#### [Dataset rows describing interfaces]

---------------

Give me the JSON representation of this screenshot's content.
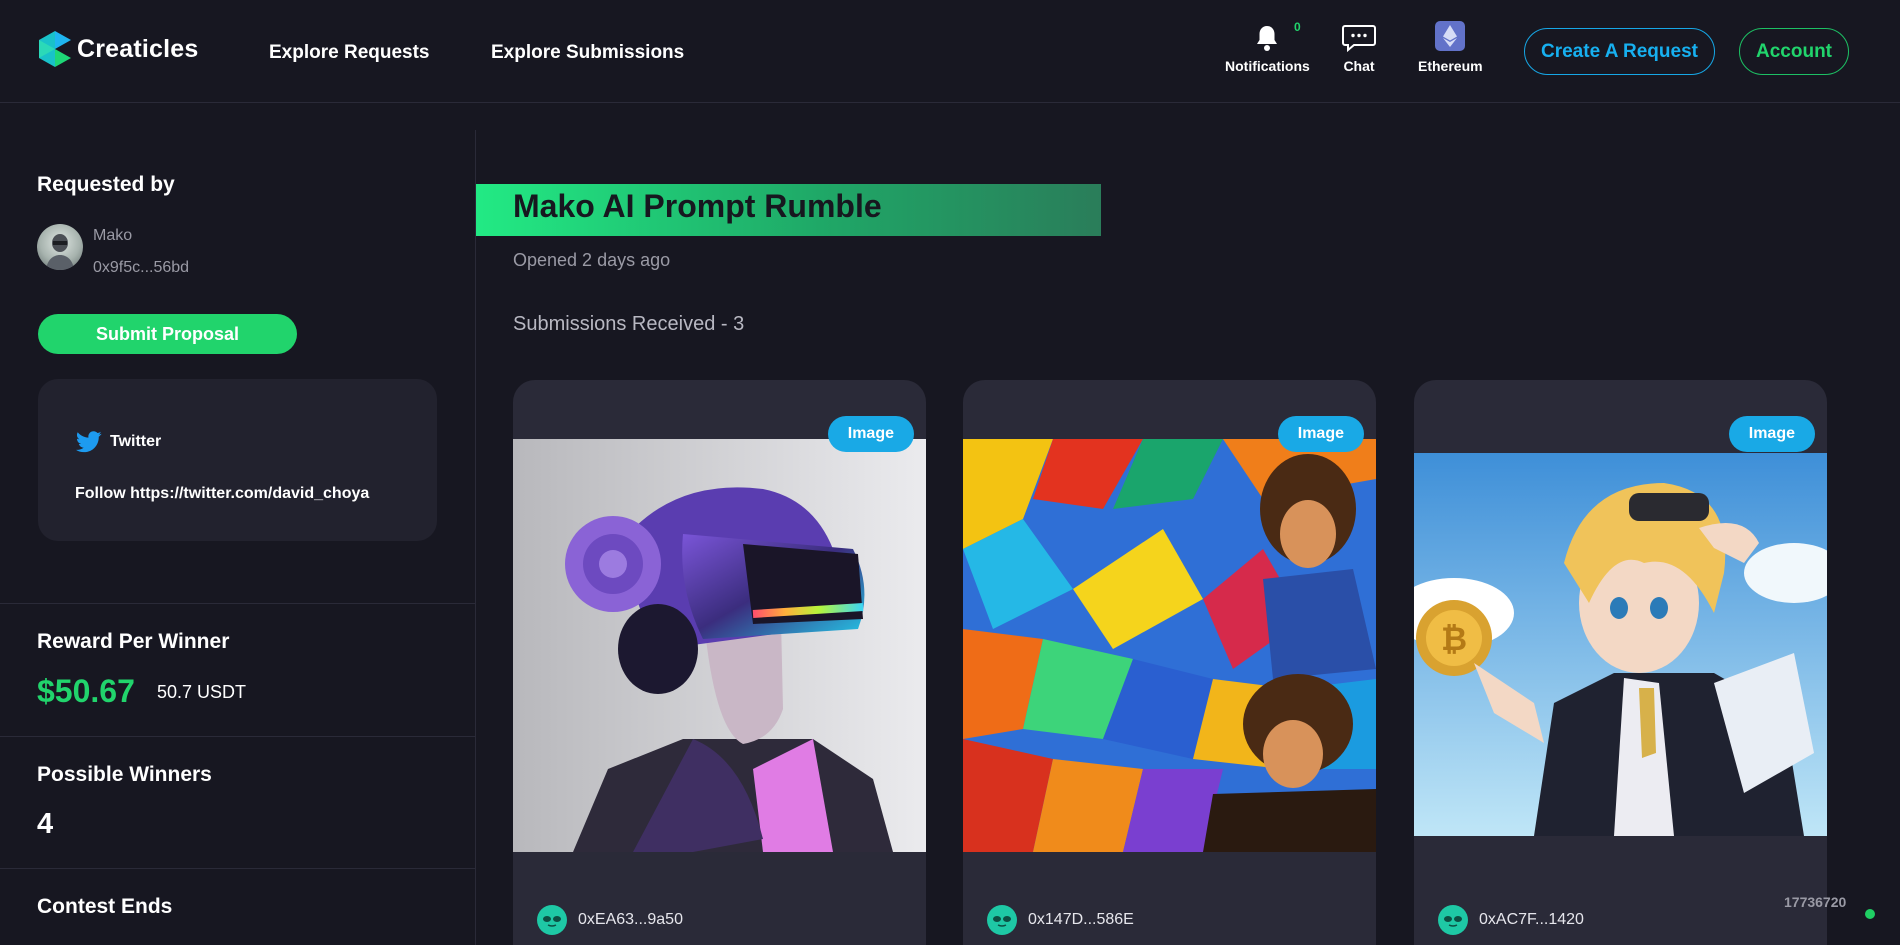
{
  "header": {
    "logo_text": "Creaticles",
    "nav": [
      "Explore Requests",
      "Explore Submissions"
    ],
    "notifications": {
      "label": "Notifications",
      "count": "0"
    },
    "chat": {
      "label": "Chat"
    },
    "network": {
      "label": "Ethereum"
    },
    "create_request": "Create A Request",
    "account": "Account"
  },
  "sidebar": {
    "requested_by_title": "Requested by",
    "requester_name": "Mako",
    "requester_address": "0x9f5c...56bd",
    "submit_button": "Submit Proposal",
    "twitter": {
      "label": "Twitter",
      "text": "Follow https://twitter.com/david_choya"
    },
    "reward": {
      "title": "Reward Per Winner",
      "usd": "$50.67",
      "token": "50.7 USDT"
    },
    "winners": {
      "title": "Possible Winners",
      "value": "4"
    },
    "contest_ends_title": "Contest Ends"
  },
  "main": {
    "title": "Mako AI Prompt Rumble",
    "opened": "Opened 2 days ago",
    "submissions_received": "Submissions Received - 3",
    "cards": [
      {
        "type": "Image",
        "address": "0xEA63...9a50"
      },
      {
        "type": "Image",
        "address": "0x147D...586E"
      },
      {
        "type": "Image",
        "address": "0xAC7F...1420"
      }
    ]
  },
  "footer": {
    "block_number": "17736720"
  },
  "colors": {
    "background": "#171721",
    "green": "#21d46c",
    "blue": "#17b0f0",
    "card": "#2a2a38"
  }
}
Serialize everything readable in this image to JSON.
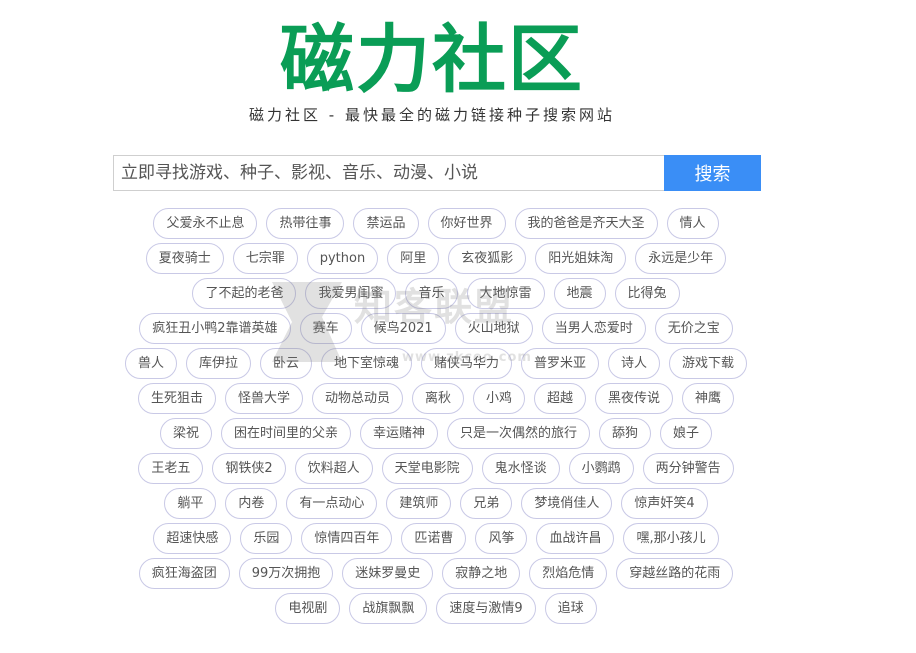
{
  "header": {
    "logo": "磁力社区",
    "tagline": "磁力社区 - 最快最全的磁力链接种子搜索网站"
  },
  "search": {
    "placeholder": "立即寻找游戏、种子、影视、音乐、动漫、小说",
    "button_label": "搜索"
  },
  "tag_rows": [
    [
      "父爱永不止息",
      "热带往事",
      "禁运品",
      "你好世界",
      "我的爸爸是齐天大圣",
      "情人"
    ],
    [
      "夏夜骑士",
      "七宗罪",
      "python",
      "阿里",
      "玄夜狐影",
      "阳光姐妹淘",
      "永远是少年"
    ],
    [
      "了不起的老爸",
      "我爱男闺蜜",
      "音乐",
      "大地惊雷",
      "地震",
      "比得兔"
    ],
    [
      "疯狂丑小鸭2靠谱英雄",
      "赛车",
      "候鸟2021",
      "火山地狱",
      "当男人恋爱时",
      "无价之宝"
    ],
    [
      "兽人",
      "库伊拉",
      "卧云",
      "地下室惊魂",
      "赌侠马华力",
      "普罗米亚",
      "诗人",
      "游戏下载"
    ],
    [
      "生死狙击",
      "怪兽大学",
      "动物总动员",
      "离秋",
      "小鸡",
      "超越",
      "黑夜传说",
      "神鹰"
    ],
    [
      "梁祝",
      "困在时间里的父亲",
      "幸运赌神",
      "只是一次偶然的旅行",
      "舔狗",
      "娘子"
    ],
    [
      "王老五",
      "钢铁侠2",
      "饮料超人",
      "天堂电影院",
      "鬼水怪谈",
      "小鹦鹉",
      "两分钟警告"
    ],
    [
      "躺平",
      "内卷",
      "有一点动心",
      "建筑师",
      "兄弟",
      "梦境俏佳人",
      "惊声奸笑4"
    ],
    [
      "超速快感",
      "乐园",
      "惊情四百年",
      "匹诺曹",
      "风筝",
      "血战许昌",
      "嘿,那小孩儿"
    ],
    [
      "疯狂海盗团",
      "99万次拥抱",
      "迷妹罗曼史",
      "寂静之地",
      "烈焰危情",
      "穿越丝路的花雨"
    ],
    [
      "电视剧",
      "战旗飘飘",
      "速度与激情9",
      "追球"
    ]
  ],
  "watermark": {
    "text": "知客联盟",
    "sub": "www.zkceo.com"
  },
  "colors": {
    "logo": "#0a9d56",
    "search_button": "#3a8ef6",
    "tag_border": "#c9c9e6"
  }
}
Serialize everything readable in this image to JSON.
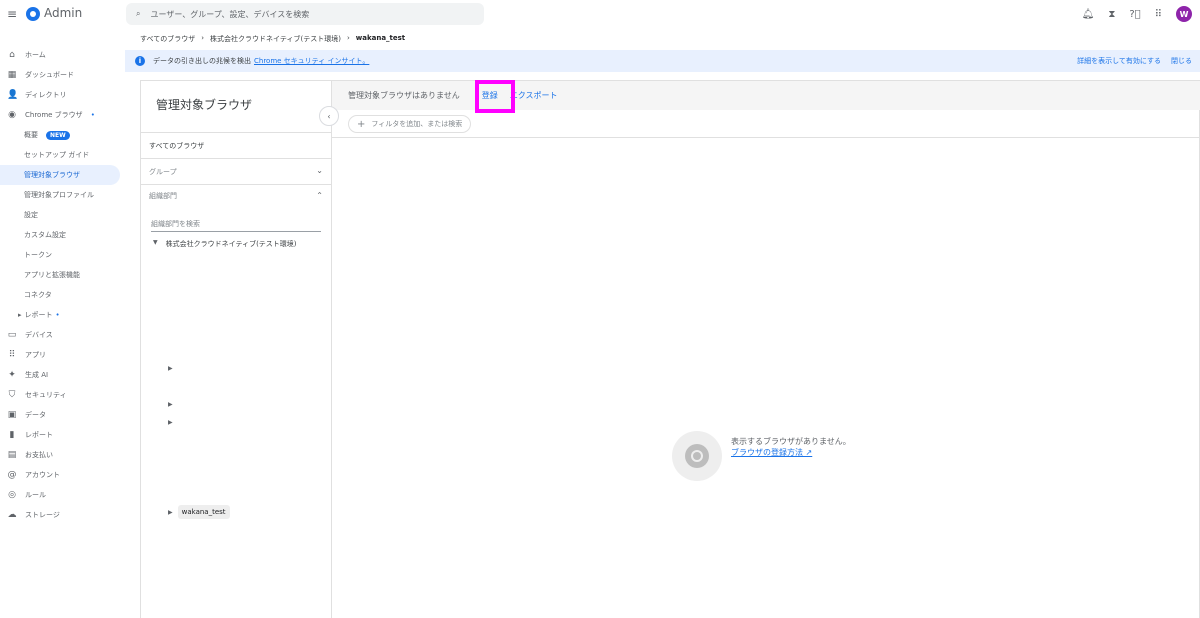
{
  "app": {
    "title": "Admin",
    "search_placeholder": "ユーザー、グループ、設定、デバイスを検索",
    "avatar": "W"
  },
  "sidebar": {
    "items": [
      {
        "label": "ホーム",
        "icon": "⌂"
      },
      {
        "label": "ダッシュボード",
        "icon": "▦"
      },
      {
        "label": "ディレクトリ",
        "icon": "👤"
      },
      {
        "label": "Chrome ブラウザ",
        "icon": "◉"
      },
      {
        "label": "概要",
        "badge": "NEW"
      },
      {
        "label": "セットアップ ガイド"
      },
      {
        "label": "管理対象ブラウザ"
      },
      {
        "label": "管理対象プロファイル"
      },
      {
        "label": "設定"
      },
      {
        "label": "カスタム設定"
      },
      {
        "label": "トークン"
      },
      {
        "label": "アプリと拡張機能"
      },
      {
        "label": "コネクタ"
      },
      {
        "label": "レポート"
      },
      {
        "label": "デバイス",
        "icon": "▭"
      },
      {
        "label": "アプリ",
        "icon": "⠿"
      },
      {
        "label": "生成 AI",
        "icon": "✦"
      },
      {
        "label": "セキュリティ",
        "icon": "⛉"
      },
      {
        "label": "データ",
        "icon": "▣"
      },
      {
        "label": "レポート",
        "icon": "▮"
      },
      {
        "label": "お支払い",
        "icon": "▤"
      },
      {
        "label": "アカウント",
        "icon": "@"
      },
      {
        "label": "ルール",
        "icon": "◎"
      },
      {
        "label": "ストレージ",
        "icon": "☁"
      }
    ]
  },
  "breadcrumb": [
    "すべてのブラウザ",
    "株式会社クラウドネイティブ(テスト環境)",
    "wakana_test"
  ],
  "banner": {
    "text": "データの引き出しの兆候を検出",
    "link": "Chrome セキュリティ インサイト。",
    "details": "詳細を表示して有効にする",
    "close": "閉じる"
  },
  "left_panel": {
    "title": "管理対象ブラウザ",
    "all": "すべてのブラウザ",
    "groups": "グループ",
    "org": "組織部門",
    "org_search_placeholder": "組織部門を検索",
    "tree_root": "株式会社クラウドネイティブ(テスト環境)",
    "selected_node": "wakana_test"
  },
  "right_panel": {
    "status": "管理対象ブラウザはありません",
    "register": "登録",
    "export": "エクスポート",
    "filter_placeholder": "フィルタを追加、または検索",
    "empty_text": "表示するブラウザがありません。",
    "empty_link": "ブラウザの登録方法"
  }
}
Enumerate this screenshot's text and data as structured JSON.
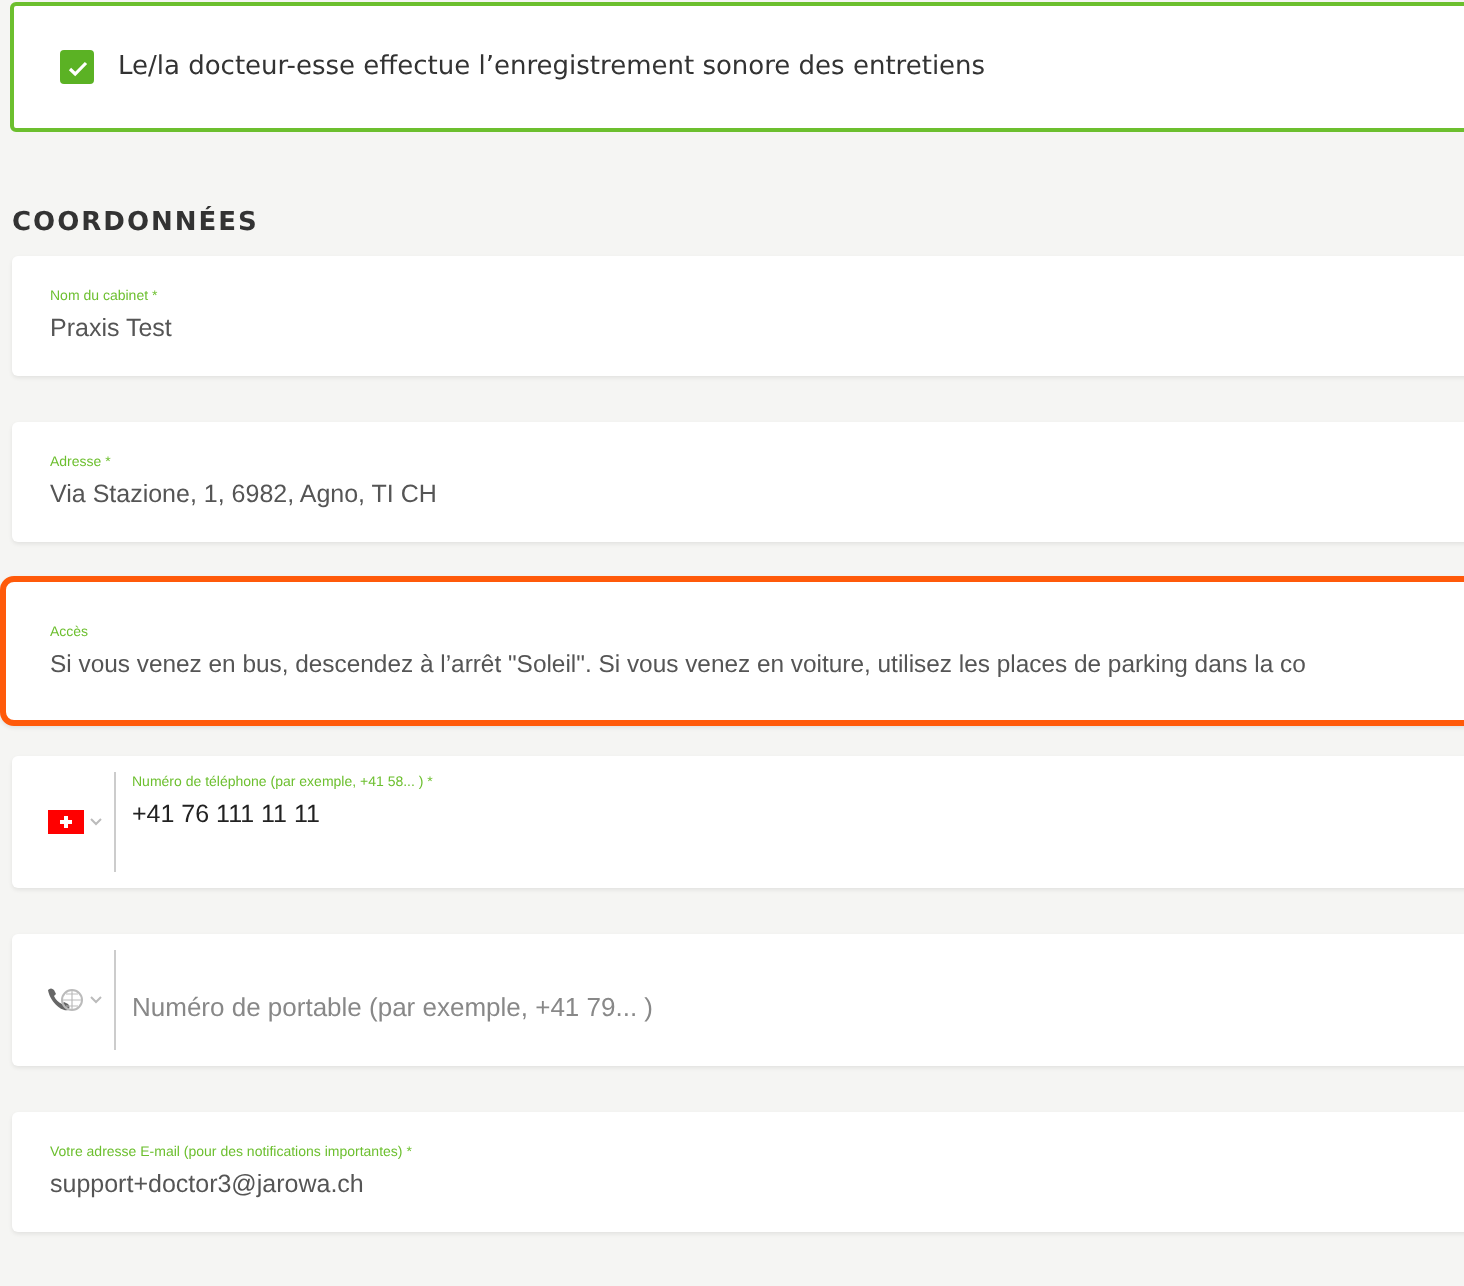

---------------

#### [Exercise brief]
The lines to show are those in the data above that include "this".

#### [Solved exercise]
Give me the JSON representation of this screenshot's content.
Serialize everything readable in this image to JSON.
Serialize everything readable in this image to JSON.
Enumerate this screenshot's text and data as structured JSON.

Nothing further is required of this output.